#### WHAT YOU NEED TO DO
Each record must be repeated exactly as it stands.

#### PROVIDED RECORDS

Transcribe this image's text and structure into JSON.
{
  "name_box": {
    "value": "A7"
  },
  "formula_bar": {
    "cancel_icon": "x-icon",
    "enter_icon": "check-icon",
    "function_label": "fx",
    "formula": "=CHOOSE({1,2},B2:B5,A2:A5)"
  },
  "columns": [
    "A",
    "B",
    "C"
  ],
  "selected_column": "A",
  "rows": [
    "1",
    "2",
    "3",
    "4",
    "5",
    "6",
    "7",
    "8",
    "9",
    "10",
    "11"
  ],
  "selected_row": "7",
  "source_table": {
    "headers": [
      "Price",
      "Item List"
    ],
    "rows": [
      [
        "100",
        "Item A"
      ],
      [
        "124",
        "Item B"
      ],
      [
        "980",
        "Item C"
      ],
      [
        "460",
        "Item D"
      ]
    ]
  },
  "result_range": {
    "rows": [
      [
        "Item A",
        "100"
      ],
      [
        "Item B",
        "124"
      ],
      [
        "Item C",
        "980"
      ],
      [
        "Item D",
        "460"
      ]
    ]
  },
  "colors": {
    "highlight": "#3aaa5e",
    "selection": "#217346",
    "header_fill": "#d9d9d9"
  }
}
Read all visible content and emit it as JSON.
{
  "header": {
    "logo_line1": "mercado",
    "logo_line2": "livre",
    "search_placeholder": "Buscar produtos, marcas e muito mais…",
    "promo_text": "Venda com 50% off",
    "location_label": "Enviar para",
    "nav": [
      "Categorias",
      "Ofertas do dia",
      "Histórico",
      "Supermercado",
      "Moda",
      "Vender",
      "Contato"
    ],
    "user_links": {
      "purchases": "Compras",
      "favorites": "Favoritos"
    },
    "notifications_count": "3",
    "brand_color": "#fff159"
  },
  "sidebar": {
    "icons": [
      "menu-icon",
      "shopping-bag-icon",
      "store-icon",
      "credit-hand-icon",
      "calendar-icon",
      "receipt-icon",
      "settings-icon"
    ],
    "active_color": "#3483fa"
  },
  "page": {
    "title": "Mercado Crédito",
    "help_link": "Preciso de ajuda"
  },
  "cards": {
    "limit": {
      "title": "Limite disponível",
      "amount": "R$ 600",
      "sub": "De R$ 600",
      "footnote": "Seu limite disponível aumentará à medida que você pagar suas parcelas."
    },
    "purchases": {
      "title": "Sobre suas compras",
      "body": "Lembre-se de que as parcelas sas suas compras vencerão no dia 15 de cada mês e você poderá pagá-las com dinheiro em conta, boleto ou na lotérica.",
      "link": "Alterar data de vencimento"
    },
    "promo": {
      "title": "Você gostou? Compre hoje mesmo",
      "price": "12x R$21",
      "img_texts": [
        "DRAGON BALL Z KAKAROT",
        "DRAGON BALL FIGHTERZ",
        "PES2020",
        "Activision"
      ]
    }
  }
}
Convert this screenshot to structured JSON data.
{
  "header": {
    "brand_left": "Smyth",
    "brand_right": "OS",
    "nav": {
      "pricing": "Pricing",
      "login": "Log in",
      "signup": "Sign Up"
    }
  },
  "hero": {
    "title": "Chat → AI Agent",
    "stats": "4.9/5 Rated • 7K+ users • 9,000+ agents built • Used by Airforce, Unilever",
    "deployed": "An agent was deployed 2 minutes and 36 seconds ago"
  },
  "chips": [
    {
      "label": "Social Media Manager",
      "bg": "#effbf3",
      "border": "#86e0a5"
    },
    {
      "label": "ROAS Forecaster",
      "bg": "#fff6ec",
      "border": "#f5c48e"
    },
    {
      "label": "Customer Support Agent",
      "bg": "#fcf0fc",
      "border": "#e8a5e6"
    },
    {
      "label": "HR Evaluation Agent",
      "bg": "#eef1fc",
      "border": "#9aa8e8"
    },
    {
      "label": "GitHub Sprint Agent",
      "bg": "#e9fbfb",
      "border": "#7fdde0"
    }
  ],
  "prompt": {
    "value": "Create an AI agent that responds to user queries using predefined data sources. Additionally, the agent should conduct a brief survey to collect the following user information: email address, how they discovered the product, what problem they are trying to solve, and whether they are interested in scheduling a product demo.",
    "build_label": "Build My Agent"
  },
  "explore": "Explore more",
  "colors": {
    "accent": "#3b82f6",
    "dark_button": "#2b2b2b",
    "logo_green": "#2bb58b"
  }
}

#### ANSWER BOX
Transcribe this image's text and structure into JSON.
{
  "name_box": {
    "value": "A7"
  },
  "formula_bar": {
    "cancel_icon": "x-icon",
    "enter_icon": "check-icon",
    "function_label": "fx",
    "formula": "=CHOOSE({1,2},B2:B5,A2:A5)"
  },
  "columns": [
    "A",
    "B",
    "C"
  ],
  "selected_column": "A",
  "rows": [
    "1",
    "2",
    "3",
    "4",
    "5",
    "6",
    "7",
    "8",
    "9",
    "10",
    "11"
  ],
  "selected_row": "7",
  "source_table": {
    "headers": [
      "Price",
      "Item List"
    ],
    "rows": [
      [
        "100",
        "Item A"
      ],
      [
        "124",
        "Item B"
      ],
      [
        "980",
        "Item C"
      ],
      [
        "460",
        "Item D"
      ]
    ]
  },
  "result_range": {
    "rows": [
      [
        "Item A",
        "100"
      ],
      [
        "Item B",
        "124"
      ],
      [
        "Item C",
        "980"
      ],
      [
        "Item D",
        "460"
      ]
    ]
  },
  "colors": {
    "highlight": "#3aaa5e",
    "selection": "#217346",
    "header_fill": "#d9d9d9"
  }
}
Read all visible content and emit it as JSON.
{
  "header": {
    "logo_line1": "mercado",
    "logo_line2": "livre",
    "search_placeholder": "Buscar produtos, marcas e muito mais…",
    "promo_text": "Venda com 50% off",
    "location_label": "Enviar para",
    "nav": [
      "Categorias",
      "Ofertas do dia",
      "Histórico",
      "Supermercado",
      "Moda",
      "Vender",
      "Contato"
    ],
    "user_links": {
      "purchases": "Compras",
      "favorites": "Favoritos"
    },
    "notifications_count": "3",
    "brand_color": "#fff159"
  },
  "sidebar": {
    "icons": [
      "menu-icon",
      "shopping-bag-icon",
      "store-icon",
      "credit-hand-icon",
      "calendar-icon",
      "receipt-icon",
      "settings-icon"
    ],
    "active_color": "#3483fa"
  },
  "page": {
    "title": "Mercado Crédito",
    "help_link": "Preciso de ajuda"
  },
  "cards": {
    "limit": {
      "title": "Limite disponível",
      "amount": "R$ 600",
      "sub": "De R$ 600",
      "footnote": "Seu limite disponível aumentará à medida que você pagar suas parcelas."
    },
    "purchases": {
      "title": "Sobre suas compras",
      "body": "Lembre-se de que as parcelas sas suas compras vencerão no dia 15 de cada mês e você poderá pagá-las com dinheiro em conta, boleto ou na lotérica.",
      "link": "Alterar data de vencimento"
    },
    "promo": {
      "title": "Você gostou? Compre hoje mesmo",
      "price": "12x R$21",
      "img_texts": [
        "DRAGON BALL Z KAKAROT",
        "DRAGON BALL FIGHTERZ",
        "PES2020",
        "Activision"
      ]
    }
  }
}
Convert this screenshot to structured JSON data.
{
  "header": {
    "brand_left": "Smyth",
    "brand_right": "OS",
    "nav": {
      "pricing": "Pricing",
      "login": "Log in",
      "signup": "Sign Up"
    }
  },
  "hero": {
    "title": "Chat → AI Agent",
    "stats": "4.9/5 Rated • 7K+ users • 9,000+ agents built • Used by Airforce, Unilever",
    "deployed": "An agent was deployed 2 minutes and 36 seconds ago"
  },
  "chips": [
    {
      "label": "Social Media Manager",
      "bg": "#effbf3",
      "border": "#86e0a5"
    },
    {
      "label": "ROAS Forecaster",
      "bg": "#fff6ec",
      "border": "#f5c48e"
    },
    {
      "label": "Customer Support Agent",
      "bg": "#fcf0fc",
      "border": "#e8a5e6"
    },
    {
      "label": "HR Evaluation Agent",
      "bg": "#eef1fc",
      "border": "#9aa8e8"
    },
    {
      "label": "GitHub Sprint Agent",
      "bg": "#e9fbfb",
      "border": "#7fdde0"
    }
  ],
  "prompt": {
    "value": "Create an AI agent that responds to user queries using predefined data sources. Additionally, the agent should conduct a brief survey to collect the following user information: email address, how they discovered the product, what problem they are trying to solve, and whether they are interested in scheduling a product demo.",
    "build_label": "Build My Agent"
  },
  "explore": "Explore more",
  "colors": {
    "accent": "#3b82f6",
    "dark_button": "#2b2b2b",
    "logo_green": "#2bb58b"
  }
}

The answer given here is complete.